6. Roger Casale (Wimbledon)

What plans he has to offer a one stop service for those people who are out of work. [63389]

The Parliamentary Under-Secretary of State for Work and Pensions (Malcolm Wicks)

In April this year, we created Jobcentre Plus to bring together the Employment Service and those parts of the Benefits Agency that deal with people of working age. Jobcentre Plus provides an integrated, work-focused service to people who are out of work.

Fifty-six new Jobcentre Plus offices are already up and running. We intend to roll those out across Great Britain over the next four years. We have already announced that we plan to open around 225 more offices by April 2003.

Roger Casale

I thank my hon. Friend for that reply, which I welcome. Does he agree with my constituent, Charlene Kuye, who is a single parent engaged on a teacher training course, and with organisations such as Gingerbread, which speaks for lone parent families, that the complexity of the benefits system can be one of the major barriers to helping young people return to work? Will he continue to listen to benefit recipients and their representatives as we continue to improve the benefit system so that it is possible for people to make a seamless transition from taking maternity or paternity leave to going back to work or from training back to work?

Malcolm Wicks

Yes, we must learn from our constituents. Our advice surgeries are our most important seminars in this respect. Although large numbers of lone parents are being enabled to get back into work, a significant proportion are still not in work. The interface with skills and education is critical. From local office level through to ministerial level at Whitehall, we have good connections with those in the world of education and skills.

Sir Patrick Cormack (South Staffordshire)

Can the hon. Gentleman clarify the enigmatic answer given by the Minister for Work a few minutes ago and say which of the statistics regarding young people is correct? Are 4,500 young people out of work or 244,000? Which is right?

Malcolm Wicks

Because of the need to be absolutely accurate about these statistics, I think it best to write to the hon. Member for Wycombe (Mr. Goodman), who raised the point. [HON. MEMBERS: "Oh!"] The crucial thing, which the Opposition often do not want to hear, is that the new deal for young people has been a great success. With just a few exceptions, we have virtually eradicated the problem of long-term youth unemployment. People should celebrate that, because it involves a lot of work from young people, my colleagues in the Department and employers. It is a cause for celebration, not cynicism and sarcasm.

Glenda Jackson (Hampstead and Highgate)

One frustration for some of my long-term unemployed constituents is that they seem to be precluded from entering courses to reskill and retrain them that are for longer than one day a week. Will my hon. Friend examine the situation, and will people who have been put on a course that they discover is not meeting their needs be able to change easily to another, more suitable, course?

Malcolm Wicks

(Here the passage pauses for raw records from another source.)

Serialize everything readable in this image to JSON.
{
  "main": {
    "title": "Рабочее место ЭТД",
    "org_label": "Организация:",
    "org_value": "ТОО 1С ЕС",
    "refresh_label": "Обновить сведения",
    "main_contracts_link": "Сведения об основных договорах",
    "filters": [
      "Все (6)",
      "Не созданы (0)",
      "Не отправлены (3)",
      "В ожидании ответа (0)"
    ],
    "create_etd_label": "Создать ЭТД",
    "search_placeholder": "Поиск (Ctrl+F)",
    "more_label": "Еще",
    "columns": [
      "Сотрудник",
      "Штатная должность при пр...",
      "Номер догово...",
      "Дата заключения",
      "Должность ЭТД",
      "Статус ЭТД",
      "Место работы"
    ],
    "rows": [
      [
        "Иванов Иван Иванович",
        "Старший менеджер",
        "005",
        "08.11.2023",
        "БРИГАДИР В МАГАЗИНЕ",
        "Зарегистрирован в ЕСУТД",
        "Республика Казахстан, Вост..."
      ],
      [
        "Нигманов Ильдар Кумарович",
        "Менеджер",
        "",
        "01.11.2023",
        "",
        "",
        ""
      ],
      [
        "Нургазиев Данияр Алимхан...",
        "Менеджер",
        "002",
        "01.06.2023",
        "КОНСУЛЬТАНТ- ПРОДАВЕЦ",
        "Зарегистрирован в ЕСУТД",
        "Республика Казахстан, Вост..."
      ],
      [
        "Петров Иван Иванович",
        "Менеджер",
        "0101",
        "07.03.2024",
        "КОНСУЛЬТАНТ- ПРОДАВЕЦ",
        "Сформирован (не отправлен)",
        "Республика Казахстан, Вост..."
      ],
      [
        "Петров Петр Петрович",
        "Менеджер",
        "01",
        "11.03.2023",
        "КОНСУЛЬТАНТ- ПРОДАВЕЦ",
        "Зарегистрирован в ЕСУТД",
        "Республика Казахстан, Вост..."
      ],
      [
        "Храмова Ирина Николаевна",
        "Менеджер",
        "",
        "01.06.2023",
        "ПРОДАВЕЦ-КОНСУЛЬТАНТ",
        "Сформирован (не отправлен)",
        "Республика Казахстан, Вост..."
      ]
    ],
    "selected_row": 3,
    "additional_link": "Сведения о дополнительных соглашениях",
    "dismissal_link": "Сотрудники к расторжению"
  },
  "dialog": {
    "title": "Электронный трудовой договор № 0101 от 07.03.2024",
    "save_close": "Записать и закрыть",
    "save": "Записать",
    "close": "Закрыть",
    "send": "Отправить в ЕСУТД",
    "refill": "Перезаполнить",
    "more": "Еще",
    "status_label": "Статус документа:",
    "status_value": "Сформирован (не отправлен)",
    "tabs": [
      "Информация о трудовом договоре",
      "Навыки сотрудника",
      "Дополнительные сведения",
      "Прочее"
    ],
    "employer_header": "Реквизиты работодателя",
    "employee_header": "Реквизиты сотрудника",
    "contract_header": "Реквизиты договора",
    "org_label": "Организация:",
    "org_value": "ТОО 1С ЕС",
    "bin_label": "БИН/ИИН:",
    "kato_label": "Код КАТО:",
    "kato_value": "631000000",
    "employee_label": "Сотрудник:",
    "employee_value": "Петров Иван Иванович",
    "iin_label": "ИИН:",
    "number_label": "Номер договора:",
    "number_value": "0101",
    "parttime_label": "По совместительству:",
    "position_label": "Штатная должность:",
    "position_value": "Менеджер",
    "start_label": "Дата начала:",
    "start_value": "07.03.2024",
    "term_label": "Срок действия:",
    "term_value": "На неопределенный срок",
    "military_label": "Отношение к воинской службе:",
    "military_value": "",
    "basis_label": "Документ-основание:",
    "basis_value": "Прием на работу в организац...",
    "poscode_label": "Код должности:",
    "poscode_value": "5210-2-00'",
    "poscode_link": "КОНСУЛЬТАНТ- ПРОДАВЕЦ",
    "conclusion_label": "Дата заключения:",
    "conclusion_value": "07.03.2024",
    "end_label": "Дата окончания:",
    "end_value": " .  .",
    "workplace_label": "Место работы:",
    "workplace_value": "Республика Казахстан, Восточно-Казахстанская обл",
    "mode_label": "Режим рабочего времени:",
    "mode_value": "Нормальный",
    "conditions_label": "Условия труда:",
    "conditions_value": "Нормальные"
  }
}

Yes. As I have indicated, we need to learn from our constituents. I should be grateful if my hon. Friend would write to me with individual experiences. In all sorts of ways, not least with our basic skills initiative, which deals with the fact that too many adults struggle with literacy and numeracy, we have a very joined-up approach with the Department for Education and Skills. We are screening people in jobcentres to test their literacy and numeracy. We are trying in all sorts of other ways to put the rhetoric of lifelong learning into practice. I repeat that we need to learn, and I am happy to discuss the matter with my hon. Friend.

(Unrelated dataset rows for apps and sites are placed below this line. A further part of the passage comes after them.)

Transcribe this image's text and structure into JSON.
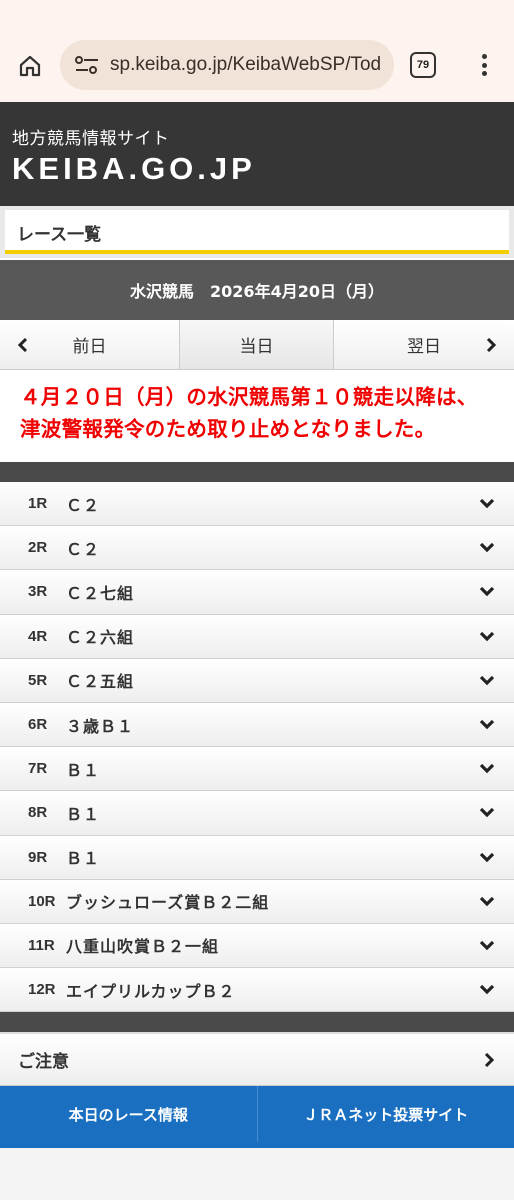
{
  "browser": {
    "url": "sp.keiba.go.jp/KeibaWebSP/Tod",
    "tab_count": "79"
  },
  "site": {
    "subtitle": "地方競馬情報サイト",
    "logo": "KEIBA.GO.JP"
  },
  "page_title": "レース一覧",
  "date_bar": "水沢競馬　2026年4月20日（月）",
  "day_nav": {
    "prev": "前日",
    "today": "当日",
    "next": "翌日"
  },
  "notice": {
    "line1": "４月２０日（月）の水沢競馬第１０競走以降は、",
    "line2": "津波警報発令のため取り止めとなりました。"
  },
  "races": [
    {
      "no": "1R",
      "name": "Ｃ２"
    },
    {
      "no": "2R",
      "name": "Ｃ２"
    },
    {
      "no": "3R",
      "name": "Ｃ２七組"
    },
    {
      "no": "4R",
      "name": "Ｃ２六組"
    },
    {
      "no": "5R",
      "name": "Ｃ２五組"
    },
    {
      "no": "6R",
      "name": "３歳Ｂ１"
    },
    {
      "no": "7R",
      "name": "Ｂ１"
    },
    {
      "no": "8R",
      "name": "Ｂ１"
    },
    {
      "no": "9R",
      "name": "Ｂ１"
    },
    {
      "no": "10R",
      "name": "ブッシュローズ賞Ｂ２二組"
    },
    {
      "no": "11R",
      "name": "八重山吹賞Ｂ２一組"
    },
    {
      "no": "12R",
      "name": "エイプリルカップＢ２"
    }
  ],
  "caution": "ご注意",
  "bottom_buttons": {
    "left": "本日のレース情報",
    "right": "ＪＲＡネット投票サイト"
  },
  "colors": {
    "header_bg": "#363636",
    "accent_yellow": "#f3cf00",
    "notice_red": "#f00000",
    "button_blue": "#1a6fc0"
  }
}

Miss Anne McIntosh (Vale of York)

The Minister will recall from earlier exchanges that not only do we not have a jobcentre in the Vale of York, there is no prospect of a Jobcentre Plus. Will he take up the case of Mr. Potter, who has been sent from pillar to post through a variety of offices? He lost his job in the farming industry in the autumn of last year and it has taken two months for a letter to be transferred to the Minister's Department from another. Will he try to help Mr. Potter to obtain unemployment benefit from the day that he lost his job?

Malcolm Wicks

I apologise for any delay. I will take up the case of the hon. Lady's constituent. We have not yet announced all our plans, but in those rural areas that may not have a Jobcentre Plus, we need to think hard about how to provide an adequate service. We can do that through the telephone and through the Internet for some. We need to join up with other local agencies to provide the service and must be sensitive to the needs of rural areas. Although there will be a large number of Jobcentre Plus offices throughout the country, some areas will not have that facility as such, and we are thinking hard about how to ensure that the hon. Lady's constituents and those in similar areas receive the service that they deserve. Meanwhile, I will take up her constituent's case.